(CMR) The following is a re-publication from Cayman News Service on testimony given last week in the sentencing hearing of Sandra Hill. Hill appeared before Justice Chapple on November 26, representing herself and called three live witnesses.
At this time because everything is being twisted by the DPP to fit a certain narrative we have chosen to not report on the hearing at this time but will do so after December 10. However, this article by CNS covers some important points our readers would be interested in as well.
Other media have shared with us “this case keeps us up at night also”. The conversation will be had in the weeks after the trial and any potential appeal that may be forthcoming:
(CNS): The use of ICT legislation to prosecute Sandra Hill, the owner of the Cayman Marl Road website, over a controversial podcast last year about local businessman, Matthew Leslie, worried two MPs who appeared in court last week on her behalf. Chris Saunders (BTW) queried why Hill was in the dock and Leslie wasn’t, given the long-standing allegations that had not been investigated, as he spoke up for Hill at her sentencing hearing.
Both Saunders and Kenneth Bryan (GTC) said they believed that if there was an issue to address it should have been in the civil court and if Leslie felt that the things said about him were untruthful, he should have sued.
In a difficult moment for the court during the trial, as it had rejected the idea that the truth of Hill’s broadcast was not the main issue, Saunders told the judge that a number of his constituents have complained about Leslie’s behaviour over the years. Even an underage female member of his own family had been solicited by the former political candidate.
“It boggles my mind why he has not been prosecuted,” the MP stated, but added this was probably because people don’t trust those tasked with carrying out the investigations.
Saunders said that families were reluctant to go to the police as they believed victims would not be well treated by the justice system. As a result, many had remained silent. Saunders told the judge that there are times when the legal system falls behind justice and people seek the justice elsewhere, for example on Hill’s platform.
While Saunders said he appreciated that Leslie had not been prosecuted for his alleged behaviour, what was worrying his constituents in this case was that the person “who had called it out” was being punished.
The MP said other media in the past would not address these types of issues and things were swept under the rug. But Hill was not afraid to question these things, he said, adding, “I was surprised by the verdict.”
Saunders said he had “thought long and hard” about coming to speak for Hill because of the importance of the separation of powers between politics and the courts. But he made it clear that he was worried about the implications of the case for the media as public figures had to be held to account.
He said he did not always like what was published by Hill and even he had been a target recently, but he added that it “might be ugly but we need to do it”, as he spoke of the unpleasant things that can be exposed by the media.
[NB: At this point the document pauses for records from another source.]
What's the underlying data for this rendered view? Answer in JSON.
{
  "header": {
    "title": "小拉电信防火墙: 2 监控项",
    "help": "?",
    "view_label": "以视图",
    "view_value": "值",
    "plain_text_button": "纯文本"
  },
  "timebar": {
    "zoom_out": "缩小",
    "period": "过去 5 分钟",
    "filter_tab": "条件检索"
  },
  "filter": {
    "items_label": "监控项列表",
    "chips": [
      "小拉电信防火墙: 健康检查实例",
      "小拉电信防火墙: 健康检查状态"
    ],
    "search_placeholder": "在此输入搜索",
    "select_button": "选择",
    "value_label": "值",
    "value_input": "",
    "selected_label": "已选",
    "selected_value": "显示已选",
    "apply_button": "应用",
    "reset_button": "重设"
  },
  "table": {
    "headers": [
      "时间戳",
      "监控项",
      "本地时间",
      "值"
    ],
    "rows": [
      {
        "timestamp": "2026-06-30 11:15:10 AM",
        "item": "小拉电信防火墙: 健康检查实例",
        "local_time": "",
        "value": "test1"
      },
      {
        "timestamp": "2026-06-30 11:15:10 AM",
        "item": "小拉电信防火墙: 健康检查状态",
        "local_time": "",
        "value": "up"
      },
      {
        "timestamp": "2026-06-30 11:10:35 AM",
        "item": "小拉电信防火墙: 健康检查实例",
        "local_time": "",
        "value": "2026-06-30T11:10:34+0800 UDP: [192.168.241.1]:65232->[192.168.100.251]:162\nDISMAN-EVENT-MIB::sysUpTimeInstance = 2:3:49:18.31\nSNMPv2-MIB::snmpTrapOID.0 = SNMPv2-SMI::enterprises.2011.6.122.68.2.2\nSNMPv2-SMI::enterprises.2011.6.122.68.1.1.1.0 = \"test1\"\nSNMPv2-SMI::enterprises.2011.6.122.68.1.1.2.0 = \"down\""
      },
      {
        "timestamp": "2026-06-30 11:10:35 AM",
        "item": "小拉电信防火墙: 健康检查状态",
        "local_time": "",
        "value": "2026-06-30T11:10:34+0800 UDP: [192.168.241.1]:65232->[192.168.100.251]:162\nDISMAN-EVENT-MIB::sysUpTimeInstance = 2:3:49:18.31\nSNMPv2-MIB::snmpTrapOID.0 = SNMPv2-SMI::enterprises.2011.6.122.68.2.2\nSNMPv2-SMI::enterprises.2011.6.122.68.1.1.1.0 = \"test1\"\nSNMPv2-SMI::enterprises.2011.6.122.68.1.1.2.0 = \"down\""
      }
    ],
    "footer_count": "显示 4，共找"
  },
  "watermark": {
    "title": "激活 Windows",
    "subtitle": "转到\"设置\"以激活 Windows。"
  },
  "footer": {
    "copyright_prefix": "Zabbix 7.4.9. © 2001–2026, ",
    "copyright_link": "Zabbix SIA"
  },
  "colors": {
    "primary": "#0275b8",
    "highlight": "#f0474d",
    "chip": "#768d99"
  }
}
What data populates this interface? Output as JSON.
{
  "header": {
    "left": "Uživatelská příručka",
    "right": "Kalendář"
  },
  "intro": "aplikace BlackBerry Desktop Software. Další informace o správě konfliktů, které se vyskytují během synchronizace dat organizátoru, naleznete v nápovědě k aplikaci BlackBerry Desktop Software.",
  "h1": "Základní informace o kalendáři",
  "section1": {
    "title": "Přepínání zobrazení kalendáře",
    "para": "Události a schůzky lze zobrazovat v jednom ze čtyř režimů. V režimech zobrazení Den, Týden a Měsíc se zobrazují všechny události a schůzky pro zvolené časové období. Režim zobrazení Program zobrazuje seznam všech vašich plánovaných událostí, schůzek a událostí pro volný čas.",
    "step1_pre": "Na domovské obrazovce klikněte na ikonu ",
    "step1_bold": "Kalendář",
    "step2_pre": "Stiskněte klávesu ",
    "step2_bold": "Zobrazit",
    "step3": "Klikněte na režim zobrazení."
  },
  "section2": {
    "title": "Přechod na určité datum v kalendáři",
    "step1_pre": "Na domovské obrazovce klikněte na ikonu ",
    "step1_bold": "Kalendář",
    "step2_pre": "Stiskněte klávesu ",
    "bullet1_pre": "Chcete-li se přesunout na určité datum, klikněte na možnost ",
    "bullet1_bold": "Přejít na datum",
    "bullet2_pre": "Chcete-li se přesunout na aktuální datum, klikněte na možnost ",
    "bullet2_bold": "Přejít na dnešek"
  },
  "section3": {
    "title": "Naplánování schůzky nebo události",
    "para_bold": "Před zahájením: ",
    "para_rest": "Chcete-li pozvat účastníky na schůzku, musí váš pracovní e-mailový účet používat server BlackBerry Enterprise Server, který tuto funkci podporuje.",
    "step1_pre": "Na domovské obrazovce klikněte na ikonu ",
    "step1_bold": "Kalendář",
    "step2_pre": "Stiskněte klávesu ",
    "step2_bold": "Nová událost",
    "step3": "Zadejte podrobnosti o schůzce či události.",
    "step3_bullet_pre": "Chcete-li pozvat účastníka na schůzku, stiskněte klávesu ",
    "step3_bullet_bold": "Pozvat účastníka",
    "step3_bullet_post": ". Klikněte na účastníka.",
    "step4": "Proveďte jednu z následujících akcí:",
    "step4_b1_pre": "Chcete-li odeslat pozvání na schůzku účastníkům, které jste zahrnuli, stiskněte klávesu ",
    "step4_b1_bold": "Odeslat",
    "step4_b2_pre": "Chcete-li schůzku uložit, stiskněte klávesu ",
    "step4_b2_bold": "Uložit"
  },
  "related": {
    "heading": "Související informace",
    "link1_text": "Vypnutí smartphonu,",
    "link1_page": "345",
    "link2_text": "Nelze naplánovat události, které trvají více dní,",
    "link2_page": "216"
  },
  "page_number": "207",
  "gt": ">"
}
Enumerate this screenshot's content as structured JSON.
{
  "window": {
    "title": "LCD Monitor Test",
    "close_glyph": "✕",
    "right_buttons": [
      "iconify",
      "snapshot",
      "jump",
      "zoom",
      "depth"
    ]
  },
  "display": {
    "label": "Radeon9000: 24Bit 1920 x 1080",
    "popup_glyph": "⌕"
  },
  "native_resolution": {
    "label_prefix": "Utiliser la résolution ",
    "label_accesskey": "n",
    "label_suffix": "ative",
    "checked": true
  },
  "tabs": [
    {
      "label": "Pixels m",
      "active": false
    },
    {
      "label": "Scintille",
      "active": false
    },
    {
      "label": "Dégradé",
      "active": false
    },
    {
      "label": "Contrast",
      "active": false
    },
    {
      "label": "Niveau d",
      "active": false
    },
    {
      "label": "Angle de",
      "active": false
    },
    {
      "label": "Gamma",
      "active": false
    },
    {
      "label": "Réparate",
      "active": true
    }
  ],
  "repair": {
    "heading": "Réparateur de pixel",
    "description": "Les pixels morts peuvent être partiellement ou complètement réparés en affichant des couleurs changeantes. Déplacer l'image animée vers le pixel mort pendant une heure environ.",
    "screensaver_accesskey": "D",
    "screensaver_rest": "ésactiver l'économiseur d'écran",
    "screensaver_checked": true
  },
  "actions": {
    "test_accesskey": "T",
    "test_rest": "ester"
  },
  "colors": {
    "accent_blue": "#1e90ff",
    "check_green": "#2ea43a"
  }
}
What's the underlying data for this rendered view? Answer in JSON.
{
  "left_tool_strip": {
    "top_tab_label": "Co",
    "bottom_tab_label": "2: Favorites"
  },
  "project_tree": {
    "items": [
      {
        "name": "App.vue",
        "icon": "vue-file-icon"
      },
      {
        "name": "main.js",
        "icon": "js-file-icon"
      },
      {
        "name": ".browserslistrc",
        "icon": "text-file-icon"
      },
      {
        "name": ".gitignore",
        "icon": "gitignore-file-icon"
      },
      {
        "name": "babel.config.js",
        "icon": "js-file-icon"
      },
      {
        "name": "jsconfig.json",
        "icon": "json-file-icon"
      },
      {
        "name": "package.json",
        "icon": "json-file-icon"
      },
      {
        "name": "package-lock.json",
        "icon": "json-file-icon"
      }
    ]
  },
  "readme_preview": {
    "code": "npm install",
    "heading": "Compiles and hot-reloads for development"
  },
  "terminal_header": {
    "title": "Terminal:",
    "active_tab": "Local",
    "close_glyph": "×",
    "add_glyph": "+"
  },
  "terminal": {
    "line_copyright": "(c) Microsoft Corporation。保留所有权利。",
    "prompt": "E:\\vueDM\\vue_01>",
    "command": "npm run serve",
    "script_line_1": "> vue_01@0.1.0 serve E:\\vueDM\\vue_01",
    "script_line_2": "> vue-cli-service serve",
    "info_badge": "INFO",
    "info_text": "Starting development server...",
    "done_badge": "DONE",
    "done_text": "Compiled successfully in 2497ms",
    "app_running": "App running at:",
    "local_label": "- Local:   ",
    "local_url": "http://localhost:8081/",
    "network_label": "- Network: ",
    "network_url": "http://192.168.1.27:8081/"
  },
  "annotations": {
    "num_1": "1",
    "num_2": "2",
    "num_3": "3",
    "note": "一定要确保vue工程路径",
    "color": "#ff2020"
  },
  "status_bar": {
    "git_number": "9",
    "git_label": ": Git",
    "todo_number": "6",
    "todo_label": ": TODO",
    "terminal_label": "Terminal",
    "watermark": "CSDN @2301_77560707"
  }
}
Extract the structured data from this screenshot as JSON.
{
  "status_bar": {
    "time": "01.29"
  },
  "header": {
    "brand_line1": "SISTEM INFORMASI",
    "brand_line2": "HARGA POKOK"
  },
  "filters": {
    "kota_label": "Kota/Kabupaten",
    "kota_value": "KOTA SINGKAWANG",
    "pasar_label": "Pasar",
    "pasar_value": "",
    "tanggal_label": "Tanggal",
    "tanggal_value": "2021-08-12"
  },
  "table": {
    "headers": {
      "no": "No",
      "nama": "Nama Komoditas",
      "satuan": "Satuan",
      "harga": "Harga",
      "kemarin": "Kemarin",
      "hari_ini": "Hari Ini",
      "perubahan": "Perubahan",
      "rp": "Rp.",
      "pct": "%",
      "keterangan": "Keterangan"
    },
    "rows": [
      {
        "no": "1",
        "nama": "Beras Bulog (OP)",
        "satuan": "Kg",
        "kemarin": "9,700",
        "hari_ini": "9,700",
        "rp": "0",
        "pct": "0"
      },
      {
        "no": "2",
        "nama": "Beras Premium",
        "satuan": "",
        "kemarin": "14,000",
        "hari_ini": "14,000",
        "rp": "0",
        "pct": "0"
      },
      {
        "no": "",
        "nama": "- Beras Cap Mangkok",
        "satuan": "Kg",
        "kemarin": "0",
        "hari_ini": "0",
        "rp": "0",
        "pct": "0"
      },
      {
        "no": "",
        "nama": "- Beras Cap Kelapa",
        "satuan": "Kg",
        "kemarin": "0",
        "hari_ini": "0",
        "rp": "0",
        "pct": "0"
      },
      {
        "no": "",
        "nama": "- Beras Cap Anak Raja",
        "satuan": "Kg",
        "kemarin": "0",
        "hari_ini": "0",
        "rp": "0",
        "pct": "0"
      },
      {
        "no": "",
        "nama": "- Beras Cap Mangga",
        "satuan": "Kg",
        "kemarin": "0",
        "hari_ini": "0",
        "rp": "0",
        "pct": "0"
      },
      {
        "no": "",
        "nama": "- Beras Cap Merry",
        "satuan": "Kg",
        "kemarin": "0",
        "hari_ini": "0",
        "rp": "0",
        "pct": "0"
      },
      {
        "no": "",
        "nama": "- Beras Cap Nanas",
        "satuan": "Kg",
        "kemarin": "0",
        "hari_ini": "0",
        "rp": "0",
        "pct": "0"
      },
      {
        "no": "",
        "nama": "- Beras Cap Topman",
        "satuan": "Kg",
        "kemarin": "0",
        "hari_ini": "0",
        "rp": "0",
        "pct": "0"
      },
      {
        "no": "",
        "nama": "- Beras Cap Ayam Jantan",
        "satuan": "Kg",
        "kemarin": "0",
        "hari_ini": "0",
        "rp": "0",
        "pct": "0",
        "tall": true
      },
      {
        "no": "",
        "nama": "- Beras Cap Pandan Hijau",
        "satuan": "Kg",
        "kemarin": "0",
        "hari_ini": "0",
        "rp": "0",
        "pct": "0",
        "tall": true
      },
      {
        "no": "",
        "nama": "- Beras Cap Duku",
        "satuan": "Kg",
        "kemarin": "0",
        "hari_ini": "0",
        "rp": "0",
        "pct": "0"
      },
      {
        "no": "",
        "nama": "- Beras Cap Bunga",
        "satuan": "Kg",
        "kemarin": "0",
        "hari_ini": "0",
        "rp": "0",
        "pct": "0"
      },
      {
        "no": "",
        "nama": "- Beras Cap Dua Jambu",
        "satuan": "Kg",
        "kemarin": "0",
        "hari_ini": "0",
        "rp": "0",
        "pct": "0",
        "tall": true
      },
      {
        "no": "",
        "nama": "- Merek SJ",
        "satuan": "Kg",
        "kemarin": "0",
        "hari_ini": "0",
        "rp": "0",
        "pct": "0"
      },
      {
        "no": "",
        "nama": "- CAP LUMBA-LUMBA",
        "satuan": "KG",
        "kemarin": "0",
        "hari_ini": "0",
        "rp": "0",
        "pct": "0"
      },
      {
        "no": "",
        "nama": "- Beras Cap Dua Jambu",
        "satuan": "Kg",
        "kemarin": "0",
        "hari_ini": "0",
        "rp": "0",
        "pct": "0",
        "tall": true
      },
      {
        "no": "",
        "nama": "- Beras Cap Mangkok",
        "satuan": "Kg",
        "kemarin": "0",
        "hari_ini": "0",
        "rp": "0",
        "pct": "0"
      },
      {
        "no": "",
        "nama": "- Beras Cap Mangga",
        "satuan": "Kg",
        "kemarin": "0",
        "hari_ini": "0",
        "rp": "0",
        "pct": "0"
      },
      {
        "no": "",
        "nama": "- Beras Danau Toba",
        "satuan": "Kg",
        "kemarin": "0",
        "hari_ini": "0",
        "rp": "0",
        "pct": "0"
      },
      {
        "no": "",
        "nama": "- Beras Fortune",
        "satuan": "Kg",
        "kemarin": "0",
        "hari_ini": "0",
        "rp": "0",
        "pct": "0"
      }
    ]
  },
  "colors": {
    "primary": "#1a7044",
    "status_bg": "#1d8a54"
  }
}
Bryan, who stayed clear of labelling Leslie, was also worried about how Hill had found herself in criminal court. However, he was cut off by the judge when he tried to give evidence that prosecutors appeared to have misused the ICT law in the case against Hill.
He argued that Hill was a reflection of the changing media landscape as a result of social media and that she “should be praised” for what she was doing with the website, not prosecuted, because it was part of the changing times.
Bryan also noted that her role in society is unpleasant because she exposes wrongdoing and holds people to account, especially when it came to taboo subjects that Cayman society had neglected to talk about. “We need that now,” he added. “We do need to challenge the taboo topics in society.”
He said Hill was “pushing boundaries”, implying that not everyone liked that, but he pointed out that this was what the public demanded.
When asked by the prosecutor if they had listened to the whole podcast at the centre of the issue, been present during the trial or read the judge’s ruling, both men said they had not. But when crown counsel Darlene Oko pressed them on whether they believed it had been right for Hill to label Leslie as a sexual predator or paedophile, both MPs pointed out that if the accusations were untrue Leslie should have sued in civil court.